But another racing league is taking over city streets around the world. And while it has all the similar thrills of Formula 1, it's missing one important element: gasoline. Instead, the Formula E league uses "e-racers," high-performance cars that. This weekend, New York City is hosting Formula E's season finale.
The unmistakable whir of a Formula E car is one of the most distinctive sounds in sport. It's far from the usual roar on a race track -- but what the league lacks in volume, it makes up for in intensity. "Everything has to be built in a very coordinated way. It's like a huge ballet," said Alejandro Agag, the man in charge of Formula E. CBS News first spoke with Agag
"I didn't even know the cars were gonna work," Agag said. "I remember when you were there with us at the first-ever test… to see if the thing was gonna even move. And here we are, five years later, in New York, and it's probably the fastest-growing motor sport in the world."
"Everyone thought, we were gonna fail," Agag added with a laugh. "I think only I thought maybe we had a chance."
Formula E races are short -- only about 45 minutes -- and take place on tight tracks in city centers.
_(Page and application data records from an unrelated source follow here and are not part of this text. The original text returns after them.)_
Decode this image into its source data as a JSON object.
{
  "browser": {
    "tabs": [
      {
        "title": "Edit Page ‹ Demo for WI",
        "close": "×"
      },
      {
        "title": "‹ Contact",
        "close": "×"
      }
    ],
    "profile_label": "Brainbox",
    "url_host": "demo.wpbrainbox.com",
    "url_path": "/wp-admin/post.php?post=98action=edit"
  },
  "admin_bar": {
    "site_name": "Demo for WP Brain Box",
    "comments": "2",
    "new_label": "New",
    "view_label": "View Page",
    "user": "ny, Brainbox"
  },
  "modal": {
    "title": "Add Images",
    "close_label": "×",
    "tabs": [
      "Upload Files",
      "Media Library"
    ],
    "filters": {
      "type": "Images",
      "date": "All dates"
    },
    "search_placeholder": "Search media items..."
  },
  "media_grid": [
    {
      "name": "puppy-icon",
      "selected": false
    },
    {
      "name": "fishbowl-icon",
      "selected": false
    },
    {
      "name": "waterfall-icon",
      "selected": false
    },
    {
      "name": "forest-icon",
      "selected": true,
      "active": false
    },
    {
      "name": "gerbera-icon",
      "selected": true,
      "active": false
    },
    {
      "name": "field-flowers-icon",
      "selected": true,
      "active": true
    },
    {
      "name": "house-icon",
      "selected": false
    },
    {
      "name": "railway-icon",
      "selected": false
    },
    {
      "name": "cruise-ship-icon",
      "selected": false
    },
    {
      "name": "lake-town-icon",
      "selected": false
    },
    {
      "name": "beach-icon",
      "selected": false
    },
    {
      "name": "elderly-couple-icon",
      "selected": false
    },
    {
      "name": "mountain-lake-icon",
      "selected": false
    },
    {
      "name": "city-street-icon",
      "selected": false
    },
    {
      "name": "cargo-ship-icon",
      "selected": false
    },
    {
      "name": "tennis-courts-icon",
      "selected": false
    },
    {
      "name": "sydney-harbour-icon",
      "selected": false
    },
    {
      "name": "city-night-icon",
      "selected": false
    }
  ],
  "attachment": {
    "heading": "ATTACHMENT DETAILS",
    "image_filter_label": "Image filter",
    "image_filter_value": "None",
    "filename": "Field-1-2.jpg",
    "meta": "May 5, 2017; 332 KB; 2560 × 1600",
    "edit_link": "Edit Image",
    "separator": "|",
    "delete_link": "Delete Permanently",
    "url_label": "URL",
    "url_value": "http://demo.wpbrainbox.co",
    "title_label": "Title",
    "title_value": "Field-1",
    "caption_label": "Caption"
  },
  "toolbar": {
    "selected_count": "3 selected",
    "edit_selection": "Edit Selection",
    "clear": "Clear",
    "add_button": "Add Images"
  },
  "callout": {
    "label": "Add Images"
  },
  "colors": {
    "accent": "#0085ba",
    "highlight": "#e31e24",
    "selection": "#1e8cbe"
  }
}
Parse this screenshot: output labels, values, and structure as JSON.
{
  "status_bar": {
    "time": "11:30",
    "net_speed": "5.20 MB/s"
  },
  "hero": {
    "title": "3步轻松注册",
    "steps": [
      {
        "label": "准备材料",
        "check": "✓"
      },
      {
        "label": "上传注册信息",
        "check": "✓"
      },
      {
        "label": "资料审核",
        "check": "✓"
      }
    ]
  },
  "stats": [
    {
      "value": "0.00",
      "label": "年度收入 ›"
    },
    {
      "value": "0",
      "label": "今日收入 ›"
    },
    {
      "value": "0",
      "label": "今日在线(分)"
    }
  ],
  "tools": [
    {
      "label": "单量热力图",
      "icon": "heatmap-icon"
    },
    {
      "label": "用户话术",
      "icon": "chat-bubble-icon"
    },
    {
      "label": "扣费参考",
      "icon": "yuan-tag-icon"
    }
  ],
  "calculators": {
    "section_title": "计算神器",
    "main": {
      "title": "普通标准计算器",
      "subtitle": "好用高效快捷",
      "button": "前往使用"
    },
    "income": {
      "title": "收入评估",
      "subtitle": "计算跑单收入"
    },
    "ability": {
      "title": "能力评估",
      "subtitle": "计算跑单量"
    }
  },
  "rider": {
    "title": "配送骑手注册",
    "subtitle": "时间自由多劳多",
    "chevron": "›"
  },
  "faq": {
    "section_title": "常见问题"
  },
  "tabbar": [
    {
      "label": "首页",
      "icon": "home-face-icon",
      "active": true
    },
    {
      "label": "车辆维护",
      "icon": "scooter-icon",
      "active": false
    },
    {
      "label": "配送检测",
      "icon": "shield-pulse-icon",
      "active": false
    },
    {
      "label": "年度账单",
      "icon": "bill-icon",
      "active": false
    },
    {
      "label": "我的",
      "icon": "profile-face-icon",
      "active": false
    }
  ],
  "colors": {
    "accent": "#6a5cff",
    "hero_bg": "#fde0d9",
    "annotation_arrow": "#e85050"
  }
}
Speeds can hit up to 175 mph. It's a far cry from the most popular racing league in the world, Formula 1, where the classic combustion engines are more powerful, and race on courses that are wider and far longer. But Jean Eric Vergne, who drove Formula 1 before becoming Formula E's top-rated driver, said it's not so simple.
"Frankly, I'm more scared in the qualifying lap in Formula E than I was in Formula 1," Vergne said. "Because, you know, the tracks are so narrow, it's a very heavy car. Very difficult to break. The handling is not as good as an F1. So therefore, it makes the driving a lot more difficult. Mistakes happen — a lot quicker as well."
In the Formula E vehicles, the battery takes the engine space. Each costs about a million dollars and weighs 1,500 pounds, more than half of which is battery weight.
"You have to look at Formula E like we are the beginning of a new chapter in the automobile industry, in racing," said Andre Lotterer, Vergne's teammate.
In previous seasons, drivers had to switch cars because batteries couldn't last the whole race. This year, that's no longer the case: Battery power has improved dramatically.
The logistics of moving those batteries — and everything else — from city to city is mind-boggling. In Brooklyn, nearly 700 people have been working non-stop this week to build a track from scratch. The whole event will cost Formula E between $10-15 million.
Agag says investing in the future and losing money for now is worth it, as his league aims to become not just the top electric race series, but the top race series overall.
It's tricky though: Formula 1 and Formula E are regulated by the same organization, the equivalent of an older brother and younger sibling battling for attention.
"I don't have any problem with Formula 1," Agag said. "I love Formula 1. I think it's great. But obviously… As the industry shifts towards electric, Formula 1 finds [itself] more and more without an industry to relate to."
Agag said he's not sure what will happen to Formula 1 in the future, but that in ten years, he expects that the tables will have turned.
Travis Okulski, the editor-in-chief of Road & Track, said electric race cars are no longer a novelty to manufacturers – but said they still have a ways to go.
"Formula One has been around since 1950, right? They've got almost seventy years of history with this one sport, to develop to become the pinnacle of motorsport. Formula E comes in with new technology and it's their first time trying to make an impression," Okulski said. "It's going to take time to become the pinnacle of motorsport."
"If it does," said "CBS This Morning Saturday" co-host Jeff Glor.
"Right, that's a big if," Okulski responded.
Formula E has developed gimmicks that purists scoff at. The fan boost, for example, lets users on social media give their favorites more juice. And this year, the league introduced attack mode, which lets drivers get more power by steering through a special zone like in the video game Mario Kart.
"We have to move even more towards the video game," Agag said. "We're not halfway there yet."
"The future is electric and it's a combination between real life and video games between real and virtual," he added.
For now, Agag just wants viewers to understand the potential of electric vehicles. "I think if you see this race, you're one step closer to buy[ing] an electric car. That's why we do it. And that's why people come in here. And we get more and more people coming again and again here in Brooklyn. They will feel closer to buy[ing] an electric car. That's our objective."